*Work order*
What the task requires is each entry, restated exactly.

**** Excerpted data ****

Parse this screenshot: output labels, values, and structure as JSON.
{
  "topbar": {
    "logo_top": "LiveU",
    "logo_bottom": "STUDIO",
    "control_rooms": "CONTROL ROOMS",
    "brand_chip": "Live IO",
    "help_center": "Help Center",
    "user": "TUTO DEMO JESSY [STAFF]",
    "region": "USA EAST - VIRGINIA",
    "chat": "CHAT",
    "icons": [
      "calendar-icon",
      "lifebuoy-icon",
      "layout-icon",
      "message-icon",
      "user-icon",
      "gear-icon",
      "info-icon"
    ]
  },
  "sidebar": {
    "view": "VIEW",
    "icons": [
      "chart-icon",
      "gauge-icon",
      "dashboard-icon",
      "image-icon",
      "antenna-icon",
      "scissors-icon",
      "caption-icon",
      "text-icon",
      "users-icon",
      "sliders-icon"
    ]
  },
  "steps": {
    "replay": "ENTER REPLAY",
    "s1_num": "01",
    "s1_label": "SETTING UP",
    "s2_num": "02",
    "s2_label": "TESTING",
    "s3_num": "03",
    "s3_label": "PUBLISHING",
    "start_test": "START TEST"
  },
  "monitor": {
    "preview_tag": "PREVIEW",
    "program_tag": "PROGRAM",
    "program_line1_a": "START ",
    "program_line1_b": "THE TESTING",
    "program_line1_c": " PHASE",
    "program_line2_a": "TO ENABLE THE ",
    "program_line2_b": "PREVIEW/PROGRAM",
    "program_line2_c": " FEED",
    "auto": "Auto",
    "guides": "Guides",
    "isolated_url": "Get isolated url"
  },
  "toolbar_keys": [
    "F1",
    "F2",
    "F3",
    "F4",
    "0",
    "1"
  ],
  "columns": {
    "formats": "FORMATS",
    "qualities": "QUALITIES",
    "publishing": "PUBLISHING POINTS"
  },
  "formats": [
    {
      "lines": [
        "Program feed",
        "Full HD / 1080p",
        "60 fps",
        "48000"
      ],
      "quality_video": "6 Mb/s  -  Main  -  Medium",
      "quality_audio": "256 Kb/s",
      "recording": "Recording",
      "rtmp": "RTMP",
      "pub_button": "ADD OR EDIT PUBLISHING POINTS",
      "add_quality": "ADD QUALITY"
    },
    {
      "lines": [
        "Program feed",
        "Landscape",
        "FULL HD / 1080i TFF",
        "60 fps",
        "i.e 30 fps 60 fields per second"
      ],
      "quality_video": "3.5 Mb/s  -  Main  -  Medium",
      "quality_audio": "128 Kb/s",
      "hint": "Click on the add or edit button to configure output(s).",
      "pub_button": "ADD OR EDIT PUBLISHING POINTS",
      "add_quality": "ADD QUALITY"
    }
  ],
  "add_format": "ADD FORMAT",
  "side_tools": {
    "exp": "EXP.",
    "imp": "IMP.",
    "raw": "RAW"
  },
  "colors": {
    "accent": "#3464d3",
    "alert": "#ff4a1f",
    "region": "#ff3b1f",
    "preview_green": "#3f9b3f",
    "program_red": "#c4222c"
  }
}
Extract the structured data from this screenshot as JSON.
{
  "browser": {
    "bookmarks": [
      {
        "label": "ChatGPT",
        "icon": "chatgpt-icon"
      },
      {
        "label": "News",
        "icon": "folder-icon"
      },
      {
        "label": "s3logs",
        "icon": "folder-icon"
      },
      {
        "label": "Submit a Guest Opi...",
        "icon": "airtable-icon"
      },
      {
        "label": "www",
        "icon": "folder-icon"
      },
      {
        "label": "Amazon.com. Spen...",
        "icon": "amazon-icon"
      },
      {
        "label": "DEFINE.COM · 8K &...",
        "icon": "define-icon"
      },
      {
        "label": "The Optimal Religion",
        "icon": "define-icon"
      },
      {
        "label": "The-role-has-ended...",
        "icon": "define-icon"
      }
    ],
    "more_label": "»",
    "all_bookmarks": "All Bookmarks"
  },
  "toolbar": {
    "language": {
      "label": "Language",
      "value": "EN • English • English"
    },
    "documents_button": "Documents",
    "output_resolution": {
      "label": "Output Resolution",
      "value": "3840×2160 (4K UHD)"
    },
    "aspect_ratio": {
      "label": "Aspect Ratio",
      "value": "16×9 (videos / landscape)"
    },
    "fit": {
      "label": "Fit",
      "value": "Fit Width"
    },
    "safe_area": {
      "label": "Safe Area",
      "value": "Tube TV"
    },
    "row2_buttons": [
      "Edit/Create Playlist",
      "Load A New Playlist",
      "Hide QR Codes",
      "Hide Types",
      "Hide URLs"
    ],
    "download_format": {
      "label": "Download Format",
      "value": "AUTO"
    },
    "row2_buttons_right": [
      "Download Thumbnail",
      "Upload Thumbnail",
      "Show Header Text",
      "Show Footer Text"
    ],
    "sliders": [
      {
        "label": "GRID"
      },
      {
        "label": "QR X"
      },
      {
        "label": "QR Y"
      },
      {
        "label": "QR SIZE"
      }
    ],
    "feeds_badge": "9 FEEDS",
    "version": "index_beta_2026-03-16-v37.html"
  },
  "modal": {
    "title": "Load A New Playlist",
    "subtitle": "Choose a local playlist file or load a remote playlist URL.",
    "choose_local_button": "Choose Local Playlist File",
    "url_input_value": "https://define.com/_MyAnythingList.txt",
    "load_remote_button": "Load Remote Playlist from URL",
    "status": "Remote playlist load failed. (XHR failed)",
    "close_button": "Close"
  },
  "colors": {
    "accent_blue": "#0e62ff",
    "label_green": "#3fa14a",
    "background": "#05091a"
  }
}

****

*Solution*
Parse this screenshot: output labels, values, and structure as JSON.
{
  "topbar": {
    "logo_top": "LiveU",
    "logo_bottom": "STUDIO",
    "control_rooms": "CONTROL ROOMS",
    "brand_chip": "Live IO",
    "help_center": "Help Center",
    "user": "TUTO DEMO JESSY [STAFF]",
    "region": "USA EAST - VIRGINIA",
    "chat": "CHAT",
    "icons": [
      "calendar-icon",
      "lifebuoy-icon",
      "layout-icon",
      "message-icon",
      "user-icon",
      "gear-icon",
      "info-icon"
    ]
  },
  "sidebar": {
    "view": "VIEW",
    "icons": [
      "chart-icon",
      "gauge-icon",
      "dashboard-icon",
      "image-icon",
      "antenna-icon",
      "scissors-icon",
      "caption-icon",
      "text-icon",
      "users-icon",
      "sliders-icon"
    ]
  },
  "steps": {
    "replay": "ENTER REPLAY",
    "s1_num": "01",
    "s1_label": "SETTING UP",
    "s2_num": "02",
    "s2_label": "TESTING",
    "s3_num": "03",
    "s3_label": "PUBLISHING",
    "start_test": "START TEST"
  },
  "monitor": {
    "preview_tag": "PREVIEW",
    "program_tag": "PROGRAM",
    "program_line1_a": "START ",
    "program_line1_b": "THE TESTING",
    "program_line1_c": " PHASE",
    "program_line2_a": "TO ENABLE THE ",
    "program_line2_b": "PREVIEW/PROGRAM",
    "program_line2_c": " FEED",
    "auto": "Auto",
    "guides": "Guides",
    "isolated_url": "Get isolated url"
  },
  "toolbar_keys": [
    "F1",
    "F2",
    "F3",
    "F4",
    "0",
    "1"
  ],
  "columns": {
    "formats": "FORMATS",
    "qualities": "QUALITIES",
    "publishing": "PUBLISHING POINTS"
  },
  "formats": [
    {
      "lines": [
        "Program feed",
        "Full HD / 1080p",
        "60 fps",
        "48000"
      ],
      "quality_video": "6 Mb/s  -  Main  -  Medium",
      "quality_audio": "256 Kb/s",
      "recording": "Recording",
      "rtmp": "RTMP",
      "pub_button": "ADD OR EDIT PUBLISHING POINTS",
      "add_quality": "ADD QUALITY"
    },
    {
      "lines": [
        "Program feed",
        "Landscape",
        "FULL HD / 1080i TFF",
        "60 fps",
        "i.e 30 fps 60 fields per second"
      ],
      "quality_video": "3.5 Mb/s  -  Main  -  Medium",
      "quality_audio": "128 Kb/s",
      "hint": "Click on the add or edit button to configure output(s).",
      "pub_button": "ADD OR EDIT PUBLISHING POINTS",
      "add_quality": "ADD QUALITY"
    }
  ],
  "add_format": "ADD FORMAT",
  "side_tools": {
    "exp": "EXP.",
    "imp": "IMP.",
    "raw": "RAW"
  },
  "colors": {
    "accent": "#3464d3",
    "alert": "#ff4a1f",
    "region": "#ff3b1f",
    "preview_green": "#3f9b3f",
    "program_red": "#c4222c"
  }
}
Extract the structured data from this screenshot as JSON.
{
  "browser": {
    "bookmarks": [
      {
        "label": "ChatGPT",
        "icon": "chatgpt-icon"
      },
      {
        "label": "News",
        "icon": "folder-icon"
      },
      {
        "label": "s3logs",
        "icon": "folder-icon"
      },
      {
        "label": "Submit a Guest Opi...",
        "icon": "airtable-icon"
      },
      {
        "label": "www",
        "icon": "folder-icon"
      },
      {
        "label": "Amazon.com. Spen...",
        "icon": "amazon-icon"
      },
      {
        "label": "DEFINE.COM · 8K &...",
        "icon": "define-icon"
      },
      {
        "label": "The Optimal Religion",
        "icon": "define-icon"
      },
      {
        "label": "The-role-has-ended...",
        "icon": "define-icon"
      }
    ],
    "more_label": "»",
    "all_bookmarks": "All Bookmarks"
  },
  "toolbar": {
    "language": {
      "label": "Language",
      "value": "EN • English • English"
    },
    "documents_button": "Documents",
    "output_resolution": {
      "label": "Output Resolution",
      "value": "3840×2160 (4K UHD)"
    },
    "aspect_ratio": {
      "label": "Aspect Ratio",
      "value": "16×9 (videos / landscape)"
    },
    "fit": {
      "label": "Fit",
      "value": "Fit Width"
    },
    "safe_area": {
      "label": "Safe Area",
      "value": "Tube TV"
    },
    "row2_buttons": [
      "Edit/Create Playlist",
      "Load A New Playlist",
      "Hide QR Codes",
      "Hide Types",
      "Hide URLs"
    ],
    "download_format": {
      "label": "Download Format",
      "value": "AUTO"
    },
    "row2_buttons_right": [
      "Download Thumbnail",
      "Upload Thumbnail",
      "Show Header Text",
      "Show Footer Text"
    ],
    "sliders": [
      {
        "label": "GRID"
      },
      {
        "label": "QR X"
      },
      {
        "label": "QR Y"
      },
      {
        "label": "QR SIZE"
      }
    ],
    "feeds_badge": "9 FEEDS",
    "version": "index_beta_2026-03-16-v37.html"
  },
  "modal": {
    "title": "Load A New Playlist",
    "subtitle": "Choose a local playlist file or load a remote playlist URL.",
    "choose_local_button": "Choose Local Playlist File",
    "url_input_value": "https://define.com/_MyAnythingList.txt",
    "load_remote_button": "Load Remote Playlist from URL",
    "status": "Remote playlist load failed. (XHR failed)",
    "close_button": "Close"
  },
  "colors": {
    "accent_blue": "#0e62ff",
    "label_green": "#3fa14a",
    "background": "#05091a"
  }
}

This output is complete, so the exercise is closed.